### Work required
Write out all entries word for word.

* * * * *

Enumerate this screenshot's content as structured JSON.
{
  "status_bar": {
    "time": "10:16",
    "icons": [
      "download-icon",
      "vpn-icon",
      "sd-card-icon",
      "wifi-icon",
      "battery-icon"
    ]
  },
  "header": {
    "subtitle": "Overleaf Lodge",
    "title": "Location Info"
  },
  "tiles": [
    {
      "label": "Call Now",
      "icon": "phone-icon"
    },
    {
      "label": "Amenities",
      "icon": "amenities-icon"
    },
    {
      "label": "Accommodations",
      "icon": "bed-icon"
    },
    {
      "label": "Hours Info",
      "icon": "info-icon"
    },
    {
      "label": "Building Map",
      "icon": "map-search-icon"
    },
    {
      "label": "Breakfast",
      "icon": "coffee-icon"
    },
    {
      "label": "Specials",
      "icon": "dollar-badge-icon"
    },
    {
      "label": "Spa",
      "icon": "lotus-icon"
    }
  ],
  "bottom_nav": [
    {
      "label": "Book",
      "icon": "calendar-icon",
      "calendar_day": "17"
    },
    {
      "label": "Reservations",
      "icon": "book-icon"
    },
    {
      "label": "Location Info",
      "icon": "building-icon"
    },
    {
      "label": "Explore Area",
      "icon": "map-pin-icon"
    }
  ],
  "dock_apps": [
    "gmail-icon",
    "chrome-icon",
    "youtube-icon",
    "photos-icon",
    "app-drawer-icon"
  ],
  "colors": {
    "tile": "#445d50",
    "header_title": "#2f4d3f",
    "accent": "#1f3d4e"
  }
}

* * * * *

### Response to this task
Enumerate this screenshot's content as structured JSON.
{
  "status_bar": {
    "time": "10:16",
    "icons": [
      "download-icon",
      "vpn-icon",
      "sd-card-icon",
      "wifi-icon",
      "battery-icon"
    ]
  },
  "header": {
    "subtitle": "Overleaf Lodge",
    "title": "Location Info"
  },
  "tiles": [
    {
      "label": "Call Now",
      "icon": "phone-icon"
    },
    {
      "label": "Amenities",
      "icon": "amenities-icon"
    },
    {
      "label": "Accommodations",
      "icon": "bed-icon"
    },
    {
      "label": "Hours Info",
      "icon": "info-icon"
    },
    {
      "label": "Building Map",
      "icon": "map-search-icon"
    },
    {
      "label": "Breakfast",
      "icon": "coffee-icon"
    },
    {
      "label": "Specials",
      "icon": "dollar-badge-icon"
    },
    {
      "label": "Spa",
      "icon": "lotus-icon"
    }
  ],
  "bottom_nav": [
    {
      "label": "Book",
      "icon": "calendar-icon",
      "calendar_day": "17"
    },
    {
      "label": "Reservations",
      "icon": "book-icon"
    },
    {
      "label": "Location Info",
      "icon": "building-icon"
    },
    {
      "label": "Explore Area",
      "icon": "map-pin-icon"
    }
  ],
  "dock_apps": [
    "gmail-icon",
    "chrome-icon",
    "youtube-icon",
    "photos-icon",
    "app-drawer-icon"
  ],
  "colors": {
    "tile": "#445d50",
    "header_title": "#2f4d3f",
    "accent": "#1f3d4e"
  }
}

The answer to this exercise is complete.